Problem to solve –
Restate the data below word for word, and let no image into your version.

Records drawn from a dataset –
=== Section Start ===

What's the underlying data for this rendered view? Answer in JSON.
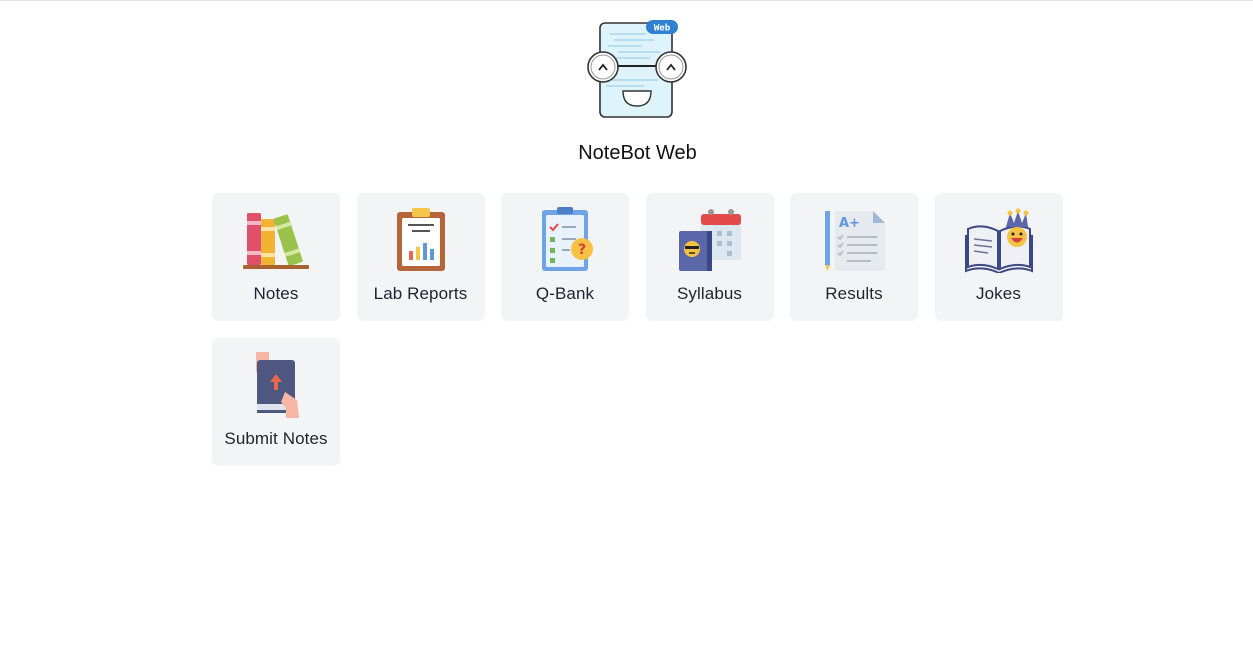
{
  "app": {
    "title": "NoteBot Web",
    "logo_badge": "Web",
    "logo_icon": "notebot-logo-icon"
  },
  "menu": {
    "items": [
      {
        "label": "Notes",
        "icon": "books-icon"
      },
      {
        "label": "Lab Reports",
        "icon": "clipboard-chart-icon"
      },
      {
        "label": "Q-Bank",
        "icon": "question-checklist-icon"
      },
      {
        "label": "Syllabus",
        "icon": "calendar-book-icon"
      },
      {
        "label": "Results",
        "icon": "grade-sheet-icon"
      },
      {
        "label": "Jokes",
        "icon": "jester-book-icon"
      },
      {
        "label": "Submit Notes",
        "icon": "hand-upload-book-icon"
      }
    ]
  },
  "colors": {
    "card_bg": "#f3f4f6",
    "badge": "#2f80d1"
  }
}
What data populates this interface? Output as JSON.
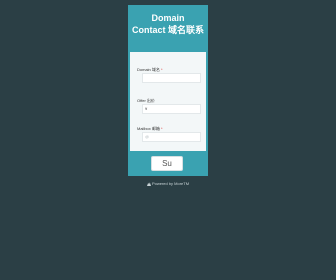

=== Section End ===

Exercise response –
What's the underlying data for this rendered view? Answer in JSON.
{
  "app": {
    "title": "NoteBot Web",
    "logo_badge": "Web",
    "logo_icon": "notebot-logo-icon"
  },
  "menu": {
    "items": [
      {
        "label": "Notes",
        "icon": "books-icon"
      },
      {
        "label": "Lab Reports",
        "icon": "clipboard-chart-icon"
      },
      {
        "label": "Q-Bank",
        "icon": "question-checklist-icon"
      },
      {
        "label": "Syllabus",
        "icon": "calendar-book-icon"
      },
      {
        "label": "Results",
        "icon": "grade-sheet-icon"
      },
      {
        "label": "Jokes",
        "icon": "jester-book-icon"
      },
      {
        "label": "Submit Notes",
        "icon": "hand-upload-book-icon"
      }
    ]
  },
  "colors": {
    "card_bg": "#f3f4f6",
    "badge": "#2f80d1"
  }
}
What data populates this interface? Output as JSON.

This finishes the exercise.